I'm a sucker for end-of-the-world scenarios and last-man-on-earth stories, whether it's alien invasions, zombie attacks, disease outbreaks, climate change, or any other possible disaster that could bring about a huge, sudden drop in world-wide population. I especially enjoy the basic elements that all these stories share as far as the survivors are concerned. What supplies are absolutely necessary? What skills will prove valuable? Will certain basic social structures survive, or will anarchy ensue? What happens to conventional morality when such a disaster occurs and basic survival becomes the most prominent goal?
I say all this, of course, knowing full well that whatever thought-experiments might arise from such stories, I would probably be one of the least likeliest to survive if such a disaster occurred. And if I did, I would have very little to contribute to the new society. A literature and film scholar would be of little use, and I lack most of the other skills necessary for survival. I would have difficulty living without most of the basic modern conveniences, like a microwave or the internet, and once the coffee was gone, I would be of absolutely no use to anyone.
All this is prelude to the fact that I really like former Hammer staple Terence Fisher's 1965 sci-fi film, The Earth Dies Screaming (not to be confused with the Psycho-Rama classic, My World Dies Screaming, which I covered the other day, or with this or this.).
(Nor should it be confused with The Earth Dies Creaming, my epic-length, apocalyptic porn script that has yet to be produced.)
The Earth Dies Screaming chimes in at a lean 64 minutes, and much of the film is dialogue-free, as the main characters explore a world in which nearly everyone has died.
The film opens in the moments just as people suddenly start dropping dead: a train conductor dies, causing the train to derail; commuters die on the railroad platform waiting on their train; a pilot dies and crashes his plane behind a hill. The way people die, however, the film should be more aptly titled "The Earth Dies Sleeping."
Driving into a small, Northern England village comes Jeff, a retired American astronaut who has somehow survived whatever caused everyone else to die. Jeff systematically searches the village, looking for weapons, supplies, and survivors. He settles down in the local hotel, helping himself to the well-stocked bar, which is exactly what I would do in this circumstance.

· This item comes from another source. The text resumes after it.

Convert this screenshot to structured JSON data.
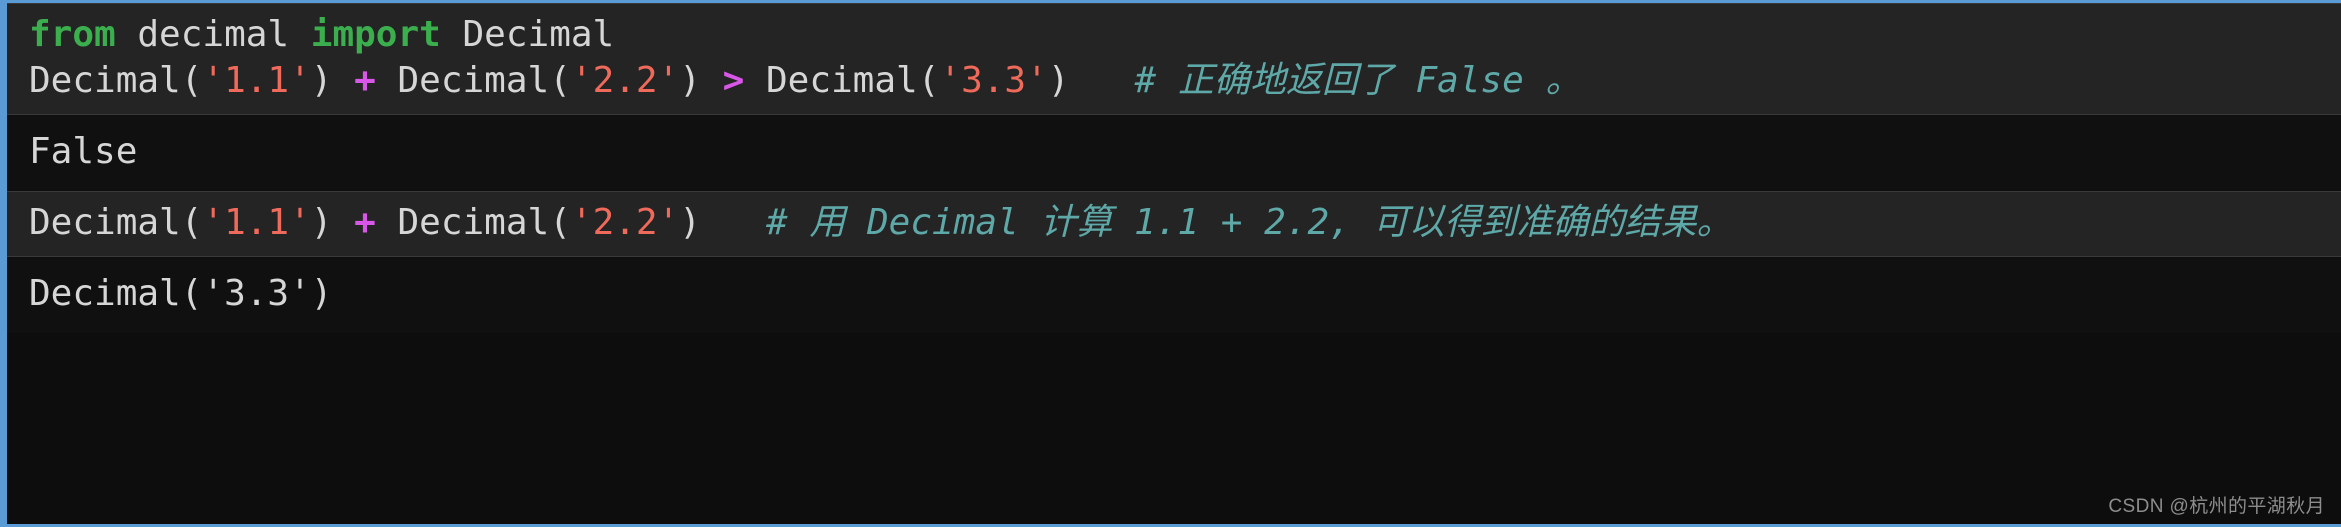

The first 8 1/2 minutes of the film are completely dialogue-free, until a few more survivors start to show up at the inn. All have different stories about how they survived, but their stories share one thing in common: all the survivors were in some kind of environment where the air was either filtered or came through it's own oxygen supply.
Much of the film focuses on the personal dynamics of the survivors. None seem to be going through a denial phase, thinking that the current situation is anything but permanent. Some, in fact, start philosophizing on what the new world order will be like. One young newlywed comes across a bunch of money, and he makes an interesting commentary on just how useless it all now is, when, just a few days before, he would have done anything for it.
Most of the last survivors of the human race, it turns out, are complete bastards, especially the character Taggert, played by George Sanders stand-in Dennis Price. Taggert is clearly only out for himself, and he even tries to take a female companion along with him at gunpoint.
Some alien robot creatures eventually show up, but they merely lumber through town with unclear motivation, only attacking when they are attacked. The film, to its credit, gives us precious little information about what has happened. We know it's an alien invasion, but we don't know how the aliens killed everyone, and we don't know why they aren't bothering to eradicate the survivors. The robots, however, look awesome:
(The still comes from Tim Lucas's Video Watchdog blog.)
In the final twenty minutes of the film, all the dead people suddenly come back to life, but now with opaque white eyeballs. Suddenly, The Earth Dies Screaming becomes a zombie movie. Jeff quickly determines a way to stop the robots and zombies, at least temporarily, and the film comes to a hasty, and not entirely complete, resolution. I appreciate the fact that everything is not suddenly fixed at the end.